The US Patent Act of 1870 and Copyright Act of 1976 treat patents and copyrights as kinds of property, therefore suggesting that intellectual property rights should be akin to tangible property rights: that is, ‘perpetual and exclusive’. But legal protections offered to intellectual property assets are utilitarian grants – they are neither perpetual nor exclusive. (Tangible property is said to be perpetual because it is yours till you dispose of it.) Their terms are limited and amenable to nonexclusive use. Patent law offers exceptions for experimental use, and prior-use rights for business methods; copyright law for fair use; trademark law for nominative use; trade secrets for reverse engineering and independent discovery.
Legal protections appropriate for tangible objects – as the drafters of the US Constitution were well aware – are a disaster in the realm of culture, which relies on a richly populated, open-for-borrowing-and-reuse public domain. It is here, where our culture is born and grows and is reproduced, that the term ‘intellectual property’ holds sway and does considerable mischief.
This video has been making the online rounds for the last couple of weeks and I figured I’d post it here. The video looks at why some ideas spread faster and further than others. It’s a neat take on memes (The Richard Dawkins kind).
Foreign Policy magazine has compiled a list of some of the best ideas from 2010. It’s an inspiring list that should make everyone feel a little more hopeful for the future of humanity.
And yet, all the bad news came with a surprising upside. Driven by the need to do more with less, the year’s boldest innovators turned up better, simpler ways to use our shrinking resources to improve global quality of life: ideas like creating demand for development so that poor people can better help themselves and handing money directly to those who need it, as well as new approaches to measuring and mapping that offer better, faster information about what aid needs to go where. This moment of global insecurity has also called into doubt some old shibboleths — not least that national borders as we know them are good and that resource wealth is bad.
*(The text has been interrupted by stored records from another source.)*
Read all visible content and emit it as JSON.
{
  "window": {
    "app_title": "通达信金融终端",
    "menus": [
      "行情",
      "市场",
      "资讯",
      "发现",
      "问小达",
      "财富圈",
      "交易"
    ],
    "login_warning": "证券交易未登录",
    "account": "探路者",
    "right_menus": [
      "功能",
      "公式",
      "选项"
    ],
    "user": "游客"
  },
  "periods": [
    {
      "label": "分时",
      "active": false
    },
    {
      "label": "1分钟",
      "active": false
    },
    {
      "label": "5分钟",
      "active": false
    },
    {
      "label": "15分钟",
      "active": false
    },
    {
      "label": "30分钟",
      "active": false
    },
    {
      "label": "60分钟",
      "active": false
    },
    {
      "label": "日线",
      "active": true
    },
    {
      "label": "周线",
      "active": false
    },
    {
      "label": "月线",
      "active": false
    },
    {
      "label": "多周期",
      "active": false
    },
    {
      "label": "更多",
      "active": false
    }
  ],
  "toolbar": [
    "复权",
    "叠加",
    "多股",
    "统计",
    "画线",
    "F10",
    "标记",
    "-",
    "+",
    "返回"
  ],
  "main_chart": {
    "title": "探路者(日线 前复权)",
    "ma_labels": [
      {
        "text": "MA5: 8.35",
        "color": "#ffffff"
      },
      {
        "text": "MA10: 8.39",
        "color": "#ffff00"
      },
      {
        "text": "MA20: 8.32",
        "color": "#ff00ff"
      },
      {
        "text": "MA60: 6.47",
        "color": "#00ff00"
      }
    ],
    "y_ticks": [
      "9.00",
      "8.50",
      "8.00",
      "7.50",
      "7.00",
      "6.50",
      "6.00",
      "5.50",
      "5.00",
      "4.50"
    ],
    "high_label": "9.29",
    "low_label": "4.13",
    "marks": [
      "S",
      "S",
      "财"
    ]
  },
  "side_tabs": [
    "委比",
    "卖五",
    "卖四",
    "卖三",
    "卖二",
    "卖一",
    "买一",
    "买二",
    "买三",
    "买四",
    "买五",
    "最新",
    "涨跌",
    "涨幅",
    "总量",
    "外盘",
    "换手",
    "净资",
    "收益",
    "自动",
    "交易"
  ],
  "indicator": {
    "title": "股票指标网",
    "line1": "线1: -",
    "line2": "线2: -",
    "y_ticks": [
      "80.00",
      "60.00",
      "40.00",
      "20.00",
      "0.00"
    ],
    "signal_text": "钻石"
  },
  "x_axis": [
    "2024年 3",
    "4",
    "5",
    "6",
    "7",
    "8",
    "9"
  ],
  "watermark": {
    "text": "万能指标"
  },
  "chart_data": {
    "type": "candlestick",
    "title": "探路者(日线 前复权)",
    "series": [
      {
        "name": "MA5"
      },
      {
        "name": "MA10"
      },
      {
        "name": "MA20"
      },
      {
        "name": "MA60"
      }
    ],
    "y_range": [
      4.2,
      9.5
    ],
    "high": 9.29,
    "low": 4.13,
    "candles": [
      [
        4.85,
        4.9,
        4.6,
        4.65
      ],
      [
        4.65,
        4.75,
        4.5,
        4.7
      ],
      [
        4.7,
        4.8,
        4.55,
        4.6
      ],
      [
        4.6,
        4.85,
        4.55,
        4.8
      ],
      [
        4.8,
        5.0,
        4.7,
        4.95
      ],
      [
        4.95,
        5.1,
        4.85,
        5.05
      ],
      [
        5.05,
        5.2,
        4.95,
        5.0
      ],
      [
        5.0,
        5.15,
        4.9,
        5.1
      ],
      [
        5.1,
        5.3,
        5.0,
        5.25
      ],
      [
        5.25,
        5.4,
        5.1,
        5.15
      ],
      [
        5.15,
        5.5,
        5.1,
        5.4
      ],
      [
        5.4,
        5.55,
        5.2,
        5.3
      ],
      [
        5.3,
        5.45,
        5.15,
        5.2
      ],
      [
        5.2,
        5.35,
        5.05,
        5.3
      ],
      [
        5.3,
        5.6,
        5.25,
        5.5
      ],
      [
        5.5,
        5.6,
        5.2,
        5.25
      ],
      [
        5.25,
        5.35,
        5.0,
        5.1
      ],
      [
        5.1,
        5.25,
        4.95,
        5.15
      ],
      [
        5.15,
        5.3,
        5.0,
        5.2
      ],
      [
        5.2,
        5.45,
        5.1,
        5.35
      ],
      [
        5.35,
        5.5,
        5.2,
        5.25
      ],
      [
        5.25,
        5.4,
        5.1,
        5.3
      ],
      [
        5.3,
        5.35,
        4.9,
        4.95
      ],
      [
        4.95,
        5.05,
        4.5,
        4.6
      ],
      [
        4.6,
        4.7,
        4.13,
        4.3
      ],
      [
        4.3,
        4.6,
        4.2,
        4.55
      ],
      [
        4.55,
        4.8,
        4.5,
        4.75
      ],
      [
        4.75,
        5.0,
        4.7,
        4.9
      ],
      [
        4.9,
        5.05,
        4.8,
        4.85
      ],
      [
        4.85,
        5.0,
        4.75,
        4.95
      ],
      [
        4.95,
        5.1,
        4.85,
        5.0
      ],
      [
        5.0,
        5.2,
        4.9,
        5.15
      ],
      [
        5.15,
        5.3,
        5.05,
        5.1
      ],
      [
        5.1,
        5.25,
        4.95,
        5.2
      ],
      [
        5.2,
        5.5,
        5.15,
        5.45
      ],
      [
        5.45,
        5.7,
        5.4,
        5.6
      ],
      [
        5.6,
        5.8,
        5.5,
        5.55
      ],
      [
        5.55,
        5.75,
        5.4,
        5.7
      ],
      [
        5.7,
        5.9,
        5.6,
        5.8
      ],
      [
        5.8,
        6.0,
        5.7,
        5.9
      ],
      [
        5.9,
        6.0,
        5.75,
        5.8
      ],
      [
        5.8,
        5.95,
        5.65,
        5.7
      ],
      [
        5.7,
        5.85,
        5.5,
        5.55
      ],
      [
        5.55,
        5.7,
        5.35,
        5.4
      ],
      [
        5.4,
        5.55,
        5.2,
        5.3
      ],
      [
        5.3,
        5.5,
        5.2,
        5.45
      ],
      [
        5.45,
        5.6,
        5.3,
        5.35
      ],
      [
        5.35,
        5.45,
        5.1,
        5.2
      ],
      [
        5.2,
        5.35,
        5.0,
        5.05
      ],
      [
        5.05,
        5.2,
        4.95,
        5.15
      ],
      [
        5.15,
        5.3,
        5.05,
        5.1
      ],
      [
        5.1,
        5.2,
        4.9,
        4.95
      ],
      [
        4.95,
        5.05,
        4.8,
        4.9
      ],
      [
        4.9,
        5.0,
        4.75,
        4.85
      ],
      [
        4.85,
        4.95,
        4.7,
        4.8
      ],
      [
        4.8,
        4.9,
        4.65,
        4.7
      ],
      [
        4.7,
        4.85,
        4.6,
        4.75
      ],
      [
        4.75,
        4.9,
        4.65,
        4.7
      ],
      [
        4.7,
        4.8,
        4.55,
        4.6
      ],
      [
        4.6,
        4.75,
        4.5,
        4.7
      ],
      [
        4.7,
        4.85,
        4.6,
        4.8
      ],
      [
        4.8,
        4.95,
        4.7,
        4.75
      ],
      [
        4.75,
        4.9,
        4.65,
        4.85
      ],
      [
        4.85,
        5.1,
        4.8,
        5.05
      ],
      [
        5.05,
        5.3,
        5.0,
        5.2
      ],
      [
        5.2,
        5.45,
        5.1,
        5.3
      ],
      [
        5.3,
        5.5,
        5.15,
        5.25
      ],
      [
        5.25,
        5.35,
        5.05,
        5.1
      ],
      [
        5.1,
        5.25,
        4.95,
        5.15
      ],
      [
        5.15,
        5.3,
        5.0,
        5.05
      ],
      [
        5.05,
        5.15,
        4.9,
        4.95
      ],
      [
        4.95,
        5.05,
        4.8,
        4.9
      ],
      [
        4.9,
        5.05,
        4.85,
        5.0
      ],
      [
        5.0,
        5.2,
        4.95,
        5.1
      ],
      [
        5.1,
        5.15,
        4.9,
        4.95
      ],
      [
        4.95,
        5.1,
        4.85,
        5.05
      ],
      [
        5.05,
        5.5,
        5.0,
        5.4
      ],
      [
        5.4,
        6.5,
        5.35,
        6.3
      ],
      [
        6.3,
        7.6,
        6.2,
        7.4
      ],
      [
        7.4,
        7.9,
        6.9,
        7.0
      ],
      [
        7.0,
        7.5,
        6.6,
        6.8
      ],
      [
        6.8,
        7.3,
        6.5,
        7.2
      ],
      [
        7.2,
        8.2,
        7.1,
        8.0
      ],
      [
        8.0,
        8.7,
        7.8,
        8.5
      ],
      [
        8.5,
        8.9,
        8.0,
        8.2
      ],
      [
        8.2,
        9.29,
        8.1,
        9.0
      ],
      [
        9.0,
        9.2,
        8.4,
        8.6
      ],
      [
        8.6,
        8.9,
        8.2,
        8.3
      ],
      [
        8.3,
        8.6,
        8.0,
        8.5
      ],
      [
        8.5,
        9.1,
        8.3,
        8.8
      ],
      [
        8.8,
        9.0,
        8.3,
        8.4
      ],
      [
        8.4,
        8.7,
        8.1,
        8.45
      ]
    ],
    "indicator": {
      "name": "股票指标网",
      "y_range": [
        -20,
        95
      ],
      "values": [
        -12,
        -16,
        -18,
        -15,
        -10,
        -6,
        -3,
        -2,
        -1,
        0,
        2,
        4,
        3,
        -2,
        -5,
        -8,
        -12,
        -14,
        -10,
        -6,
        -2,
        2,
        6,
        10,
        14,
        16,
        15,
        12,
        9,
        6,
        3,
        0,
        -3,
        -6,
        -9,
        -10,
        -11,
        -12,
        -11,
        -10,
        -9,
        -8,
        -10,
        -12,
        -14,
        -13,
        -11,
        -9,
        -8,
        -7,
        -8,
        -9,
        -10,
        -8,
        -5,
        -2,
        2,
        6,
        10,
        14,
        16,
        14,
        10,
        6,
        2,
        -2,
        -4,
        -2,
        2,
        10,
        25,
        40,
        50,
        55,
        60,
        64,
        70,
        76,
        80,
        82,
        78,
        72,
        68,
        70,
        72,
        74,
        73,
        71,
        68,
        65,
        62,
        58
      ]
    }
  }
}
In what sometimes looked like the worst of times, it was actually the best of times for ideas — and these ideas will shape how the world recovers in the years to come.
The 21st century has yet to come to terms with a good way to ensure that ideas spread, shared, and plentiful. In the developed world good ideas can get pushed aside because of copyright, DRM, and intellectual property laws. Let’s change this. One group of people (who I think are a marketing company) are just giving away all their ideas for free.
It’s one thing to come up with a good idea, but remember, it’s even better if you try out your idea in the real world.
This is the fun-o-meter and it looks like a blast! For only $0.50 you get a suggestion of something fun to do. Perfect.
Just think about it. Fifty cents gets you:
-1 fun idea. If you’re been reading the site, you know the type of stuff, Zoomdoggle is loaded with them. #318 reads: Write “B” and “R” on opposite ends the back side of a One Dollar Bill. Stick your boner anywhere you like. But the fun doesn’t stop there.
-A map, in case fun idea requires travel.
-You also get 1 toy. You know the type. Standard vending machine stuff.
-And 1 quarter back… I kind of got ripped off on the toys, and only wanted to charge 25 cents anyway, but the machine is configured for 50 cents, so I put a quarter in each egg. Free money. That’s fun!
-Plus a lucky penny you can leave heads up for someone else to find. How cool is that?